Records contained in a dataset

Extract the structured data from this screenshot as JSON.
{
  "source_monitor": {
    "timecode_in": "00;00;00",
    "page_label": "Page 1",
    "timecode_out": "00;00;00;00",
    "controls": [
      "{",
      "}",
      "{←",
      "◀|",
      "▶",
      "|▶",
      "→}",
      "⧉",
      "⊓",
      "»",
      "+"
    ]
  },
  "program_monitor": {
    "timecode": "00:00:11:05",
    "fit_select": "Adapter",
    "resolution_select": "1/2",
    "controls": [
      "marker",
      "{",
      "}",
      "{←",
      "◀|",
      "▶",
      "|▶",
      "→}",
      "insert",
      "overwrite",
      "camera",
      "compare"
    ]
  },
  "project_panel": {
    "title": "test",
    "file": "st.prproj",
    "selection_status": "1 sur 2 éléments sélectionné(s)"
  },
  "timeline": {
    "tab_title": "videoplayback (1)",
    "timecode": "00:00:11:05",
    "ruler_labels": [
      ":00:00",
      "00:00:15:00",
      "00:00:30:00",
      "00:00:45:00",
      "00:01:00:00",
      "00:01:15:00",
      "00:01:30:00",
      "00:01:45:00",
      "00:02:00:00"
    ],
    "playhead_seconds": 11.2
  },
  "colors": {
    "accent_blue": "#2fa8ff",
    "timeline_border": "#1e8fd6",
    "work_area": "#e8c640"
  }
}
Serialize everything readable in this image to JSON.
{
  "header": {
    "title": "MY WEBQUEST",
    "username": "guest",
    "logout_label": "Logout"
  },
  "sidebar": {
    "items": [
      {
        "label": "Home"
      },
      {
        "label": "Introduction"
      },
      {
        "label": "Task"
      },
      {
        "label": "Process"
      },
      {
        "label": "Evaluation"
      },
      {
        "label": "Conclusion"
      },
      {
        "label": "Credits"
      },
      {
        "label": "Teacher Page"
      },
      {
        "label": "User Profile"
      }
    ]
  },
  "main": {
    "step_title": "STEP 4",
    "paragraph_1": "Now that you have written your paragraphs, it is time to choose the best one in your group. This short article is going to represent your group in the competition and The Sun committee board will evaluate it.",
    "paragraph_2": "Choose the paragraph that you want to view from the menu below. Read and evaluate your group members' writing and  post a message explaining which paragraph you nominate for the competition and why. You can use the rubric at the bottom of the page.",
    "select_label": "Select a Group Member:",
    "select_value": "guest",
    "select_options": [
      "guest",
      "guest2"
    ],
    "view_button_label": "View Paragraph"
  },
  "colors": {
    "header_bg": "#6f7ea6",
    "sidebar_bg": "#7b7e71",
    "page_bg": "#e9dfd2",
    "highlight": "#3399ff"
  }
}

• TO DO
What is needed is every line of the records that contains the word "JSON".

• RESPONSE TO THE EXERCISE
Extract the structured data from this screenshot as JSON.
Serialize everything readable in this image to JSON.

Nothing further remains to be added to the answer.